About this exercise → Report how many lines in the material hold the word "JSON". No other content is required.

Input material →

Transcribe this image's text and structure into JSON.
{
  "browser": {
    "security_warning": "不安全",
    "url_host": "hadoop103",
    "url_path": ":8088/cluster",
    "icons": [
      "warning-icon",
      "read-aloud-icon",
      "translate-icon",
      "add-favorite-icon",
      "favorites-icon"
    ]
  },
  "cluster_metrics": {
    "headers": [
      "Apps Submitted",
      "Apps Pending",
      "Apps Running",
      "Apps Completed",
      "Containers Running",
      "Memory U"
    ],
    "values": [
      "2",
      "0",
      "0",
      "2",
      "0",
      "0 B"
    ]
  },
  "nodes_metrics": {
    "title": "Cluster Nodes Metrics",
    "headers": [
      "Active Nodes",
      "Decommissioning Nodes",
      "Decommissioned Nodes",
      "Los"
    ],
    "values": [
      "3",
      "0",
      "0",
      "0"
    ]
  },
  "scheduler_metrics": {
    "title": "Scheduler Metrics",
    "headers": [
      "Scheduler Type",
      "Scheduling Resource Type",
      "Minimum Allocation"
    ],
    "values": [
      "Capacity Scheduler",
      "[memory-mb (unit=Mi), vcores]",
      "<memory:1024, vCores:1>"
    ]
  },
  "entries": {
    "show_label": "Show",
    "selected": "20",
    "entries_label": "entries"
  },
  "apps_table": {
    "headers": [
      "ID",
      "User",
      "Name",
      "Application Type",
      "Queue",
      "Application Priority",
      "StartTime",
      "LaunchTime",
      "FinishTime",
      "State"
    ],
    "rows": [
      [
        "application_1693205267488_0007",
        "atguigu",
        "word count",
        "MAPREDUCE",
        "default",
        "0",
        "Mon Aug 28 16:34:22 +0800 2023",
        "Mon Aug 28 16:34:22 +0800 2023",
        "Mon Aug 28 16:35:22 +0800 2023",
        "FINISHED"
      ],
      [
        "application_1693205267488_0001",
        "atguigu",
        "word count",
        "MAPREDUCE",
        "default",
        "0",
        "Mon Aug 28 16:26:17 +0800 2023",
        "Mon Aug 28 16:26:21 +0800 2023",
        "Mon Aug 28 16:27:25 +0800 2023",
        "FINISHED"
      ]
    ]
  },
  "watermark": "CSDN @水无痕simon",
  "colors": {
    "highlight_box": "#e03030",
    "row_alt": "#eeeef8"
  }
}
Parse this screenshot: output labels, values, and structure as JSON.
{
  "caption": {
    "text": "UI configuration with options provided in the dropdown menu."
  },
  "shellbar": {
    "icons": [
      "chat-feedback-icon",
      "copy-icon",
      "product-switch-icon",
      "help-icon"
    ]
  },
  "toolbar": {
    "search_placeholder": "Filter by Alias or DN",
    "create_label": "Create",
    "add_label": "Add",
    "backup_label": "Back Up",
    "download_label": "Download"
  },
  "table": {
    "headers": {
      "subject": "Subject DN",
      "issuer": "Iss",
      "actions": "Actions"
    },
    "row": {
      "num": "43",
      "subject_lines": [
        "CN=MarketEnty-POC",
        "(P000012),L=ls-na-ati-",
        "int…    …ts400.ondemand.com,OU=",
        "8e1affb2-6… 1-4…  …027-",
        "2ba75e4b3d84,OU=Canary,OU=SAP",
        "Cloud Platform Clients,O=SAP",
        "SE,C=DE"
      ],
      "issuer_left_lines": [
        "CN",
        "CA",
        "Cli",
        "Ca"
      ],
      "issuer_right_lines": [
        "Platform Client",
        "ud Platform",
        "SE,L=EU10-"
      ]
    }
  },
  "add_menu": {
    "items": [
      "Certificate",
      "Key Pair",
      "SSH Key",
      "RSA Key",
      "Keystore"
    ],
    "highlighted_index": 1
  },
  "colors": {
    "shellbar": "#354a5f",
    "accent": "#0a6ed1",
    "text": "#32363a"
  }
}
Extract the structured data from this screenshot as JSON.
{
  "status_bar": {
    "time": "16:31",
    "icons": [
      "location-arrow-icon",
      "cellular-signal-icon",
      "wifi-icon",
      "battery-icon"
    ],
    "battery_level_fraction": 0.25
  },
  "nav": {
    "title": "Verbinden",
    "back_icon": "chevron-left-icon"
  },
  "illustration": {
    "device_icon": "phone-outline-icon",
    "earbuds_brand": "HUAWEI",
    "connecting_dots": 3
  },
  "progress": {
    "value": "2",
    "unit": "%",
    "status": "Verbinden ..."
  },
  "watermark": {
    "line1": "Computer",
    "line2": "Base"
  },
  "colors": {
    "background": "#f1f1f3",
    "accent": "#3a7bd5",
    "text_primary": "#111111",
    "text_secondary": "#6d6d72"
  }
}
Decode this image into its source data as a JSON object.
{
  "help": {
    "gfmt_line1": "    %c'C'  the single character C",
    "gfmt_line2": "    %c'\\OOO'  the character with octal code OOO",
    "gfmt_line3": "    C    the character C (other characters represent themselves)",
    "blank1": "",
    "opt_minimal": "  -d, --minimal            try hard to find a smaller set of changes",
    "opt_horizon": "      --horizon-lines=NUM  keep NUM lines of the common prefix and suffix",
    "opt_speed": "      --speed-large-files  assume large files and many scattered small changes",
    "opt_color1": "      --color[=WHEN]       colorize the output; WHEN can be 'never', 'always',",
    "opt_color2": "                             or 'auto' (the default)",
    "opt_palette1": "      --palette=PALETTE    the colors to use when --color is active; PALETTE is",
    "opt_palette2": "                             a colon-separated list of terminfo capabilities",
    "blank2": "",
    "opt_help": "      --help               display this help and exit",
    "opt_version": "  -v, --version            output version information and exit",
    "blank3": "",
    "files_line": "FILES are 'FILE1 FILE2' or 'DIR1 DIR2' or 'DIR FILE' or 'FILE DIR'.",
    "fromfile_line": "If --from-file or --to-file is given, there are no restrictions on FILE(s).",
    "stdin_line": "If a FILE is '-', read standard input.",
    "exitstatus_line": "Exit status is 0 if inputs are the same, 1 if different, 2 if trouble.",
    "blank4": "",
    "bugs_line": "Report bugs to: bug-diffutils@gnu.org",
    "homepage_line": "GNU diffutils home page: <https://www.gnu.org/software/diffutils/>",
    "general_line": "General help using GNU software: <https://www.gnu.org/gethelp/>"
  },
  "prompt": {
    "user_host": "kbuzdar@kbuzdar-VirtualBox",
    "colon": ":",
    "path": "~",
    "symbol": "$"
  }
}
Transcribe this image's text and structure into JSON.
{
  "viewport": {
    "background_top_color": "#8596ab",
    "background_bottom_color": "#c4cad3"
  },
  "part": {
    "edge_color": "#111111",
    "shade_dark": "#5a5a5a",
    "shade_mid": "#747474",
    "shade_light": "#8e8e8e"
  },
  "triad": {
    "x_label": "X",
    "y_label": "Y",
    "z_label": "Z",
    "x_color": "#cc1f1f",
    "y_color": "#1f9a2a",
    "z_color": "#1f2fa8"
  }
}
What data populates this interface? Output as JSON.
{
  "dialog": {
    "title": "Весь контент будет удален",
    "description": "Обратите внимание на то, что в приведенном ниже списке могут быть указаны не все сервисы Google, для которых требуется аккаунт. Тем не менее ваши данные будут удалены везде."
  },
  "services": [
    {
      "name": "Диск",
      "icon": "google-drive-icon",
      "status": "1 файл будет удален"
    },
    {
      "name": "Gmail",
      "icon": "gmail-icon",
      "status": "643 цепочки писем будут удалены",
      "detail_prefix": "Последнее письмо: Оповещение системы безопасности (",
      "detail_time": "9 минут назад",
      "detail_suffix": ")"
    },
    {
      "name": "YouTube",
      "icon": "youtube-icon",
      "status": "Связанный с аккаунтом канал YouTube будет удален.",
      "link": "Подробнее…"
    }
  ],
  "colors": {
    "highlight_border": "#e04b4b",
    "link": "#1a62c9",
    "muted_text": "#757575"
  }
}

Answer for the task → 6